STUDY MATERIAL section start

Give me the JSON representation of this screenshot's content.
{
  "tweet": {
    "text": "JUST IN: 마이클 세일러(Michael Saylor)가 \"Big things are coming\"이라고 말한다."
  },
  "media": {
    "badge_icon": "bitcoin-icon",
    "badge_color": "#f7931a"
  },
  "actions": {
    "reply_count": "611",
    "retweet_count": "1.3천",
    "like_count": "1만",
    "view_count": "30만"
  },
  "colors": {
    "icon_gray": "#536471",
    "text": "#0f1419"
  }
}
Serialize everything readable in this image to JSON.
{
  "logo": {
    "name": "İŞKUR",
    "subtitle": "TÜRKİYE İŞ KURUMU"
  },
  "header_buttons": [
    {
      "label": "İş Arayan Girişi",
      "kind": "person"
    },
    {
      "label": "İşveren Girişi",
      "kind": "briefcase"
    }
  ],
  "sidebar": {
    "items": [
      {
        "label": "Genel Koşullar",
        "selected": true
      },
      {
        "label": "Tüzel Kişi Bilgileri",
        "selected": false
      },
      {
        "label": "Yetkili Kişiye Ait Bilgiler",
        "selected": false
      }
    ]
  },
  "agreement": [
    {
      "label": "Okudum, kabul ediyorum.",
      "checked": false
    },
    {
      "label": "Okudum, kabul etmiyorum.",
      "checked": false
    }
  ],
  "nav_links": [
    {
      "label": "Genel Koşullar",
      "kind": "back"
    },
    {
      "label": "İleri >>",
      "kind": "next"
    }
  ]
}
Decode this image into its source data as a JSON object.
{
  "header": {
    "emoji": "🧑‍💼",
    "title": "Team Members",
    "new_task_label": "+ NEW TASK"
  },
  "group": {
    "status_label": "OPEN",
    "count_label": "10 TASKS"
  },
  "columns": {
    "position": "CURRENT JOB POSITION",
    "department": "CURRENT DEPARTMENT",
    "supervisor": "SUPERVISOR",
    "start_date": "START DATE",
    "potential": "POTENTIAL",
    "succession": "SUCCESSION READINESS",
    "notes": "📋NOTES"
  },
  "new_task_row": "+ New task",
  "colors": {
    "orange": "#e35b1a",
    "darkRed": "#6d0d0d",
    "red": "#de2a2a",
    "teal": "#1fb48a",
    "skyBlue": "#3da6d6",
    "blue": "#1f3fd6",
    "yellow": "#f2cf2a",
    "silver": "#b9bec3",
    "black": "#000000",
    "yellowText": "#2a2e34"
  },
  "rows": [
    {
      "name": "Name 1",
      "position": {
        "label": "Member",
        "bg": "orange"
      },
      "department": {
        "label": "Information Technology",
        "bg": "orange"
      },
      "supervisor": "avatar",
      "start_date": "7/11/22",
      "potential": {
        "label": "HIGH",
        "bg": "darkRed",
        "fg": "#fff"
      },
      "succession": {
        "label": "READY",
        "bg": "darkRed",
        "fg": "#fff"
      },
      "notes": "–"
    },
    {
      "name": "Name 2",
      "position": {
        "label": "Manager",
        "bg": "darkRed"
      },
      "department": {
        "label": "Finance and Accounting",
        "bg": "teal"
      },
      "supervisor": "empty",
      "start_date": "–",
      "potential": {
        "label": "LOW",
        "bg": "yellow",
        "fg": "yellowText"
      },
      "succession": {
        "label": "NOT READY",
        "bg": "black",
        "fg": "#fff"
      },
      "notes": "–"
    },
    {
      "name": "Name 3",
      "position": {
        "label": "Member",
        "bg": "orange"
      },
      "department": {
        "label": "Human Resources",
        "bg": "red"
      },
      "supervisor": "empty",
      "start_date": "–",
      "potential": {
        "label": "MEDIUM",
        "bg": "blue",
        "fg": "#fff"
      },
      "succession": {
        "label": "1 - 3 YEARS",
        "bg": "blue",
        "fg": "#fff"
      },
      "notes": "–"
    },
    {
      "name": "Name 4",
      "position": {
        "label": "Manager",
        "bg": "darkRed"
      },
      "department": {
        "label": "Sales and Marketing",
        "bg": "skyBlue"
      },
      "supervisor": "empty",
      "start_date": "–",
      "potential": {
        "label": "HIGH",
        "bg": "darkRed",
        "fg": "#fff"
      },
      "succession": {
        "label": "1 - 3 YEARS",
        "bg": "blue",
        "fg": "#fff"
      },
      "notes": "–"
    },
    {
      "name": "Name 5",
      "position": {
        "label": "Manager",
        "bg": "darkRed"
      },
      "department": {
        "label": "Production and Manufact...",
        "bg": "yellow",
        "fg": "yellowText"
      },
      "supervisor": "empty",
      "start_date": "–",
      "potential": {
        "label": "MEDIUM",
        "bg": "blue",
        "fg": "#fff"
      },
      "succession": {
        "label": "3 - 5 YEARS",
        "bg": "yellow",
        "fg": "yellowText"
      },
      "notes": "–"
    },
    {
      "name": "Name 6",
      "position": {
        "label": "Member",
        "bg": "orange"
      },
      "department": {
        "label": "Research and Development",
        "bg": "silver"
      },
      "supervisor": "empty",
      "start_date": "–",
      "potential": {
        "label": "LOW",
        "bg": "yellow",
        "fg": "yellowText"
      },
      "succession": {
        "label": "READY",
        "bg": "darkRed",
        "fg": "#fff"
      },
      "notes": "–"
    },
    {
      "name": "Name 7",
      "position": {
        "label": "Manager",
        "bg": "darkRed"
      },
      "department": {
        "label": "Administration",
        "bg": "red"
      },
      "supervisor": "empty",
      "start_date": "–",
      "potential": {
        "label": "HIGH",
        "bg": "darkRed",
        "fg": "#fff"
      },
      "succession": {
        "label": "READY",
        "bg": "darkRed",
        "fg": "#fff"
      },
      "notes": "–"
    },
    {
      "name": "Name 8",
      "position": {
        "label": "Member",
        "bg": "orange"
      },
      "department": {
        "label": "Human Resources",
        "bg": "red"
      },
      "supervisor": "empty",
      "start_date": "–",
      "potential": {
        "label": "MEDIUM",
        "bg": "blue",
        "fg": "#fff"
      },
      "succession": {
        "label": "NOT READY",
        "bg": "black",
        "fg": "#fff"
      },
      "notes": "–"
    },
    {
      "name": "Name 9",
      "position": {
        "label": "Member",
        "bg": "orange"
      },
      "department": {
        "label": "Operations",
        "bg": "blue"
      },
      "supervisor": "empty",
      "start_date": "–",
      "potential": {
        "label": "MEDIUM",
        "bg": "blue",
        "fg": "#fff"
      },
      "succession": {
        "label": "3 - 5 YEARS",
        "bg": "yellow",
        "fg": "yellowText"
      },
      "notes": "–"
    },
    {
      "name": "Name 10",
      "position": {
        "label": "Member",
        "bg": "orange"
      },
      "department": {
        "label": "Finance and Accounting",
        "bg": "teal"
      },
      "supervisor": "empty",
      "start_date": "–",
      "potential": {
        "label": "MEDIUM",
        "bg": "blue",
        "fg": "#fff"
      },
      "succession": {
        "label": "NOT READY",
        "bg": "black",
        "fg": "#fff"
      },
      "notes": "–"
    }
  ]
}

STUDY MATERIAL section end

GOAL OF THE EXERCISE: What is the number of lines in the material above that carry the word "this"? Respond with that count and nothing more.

TASK RESULT: 3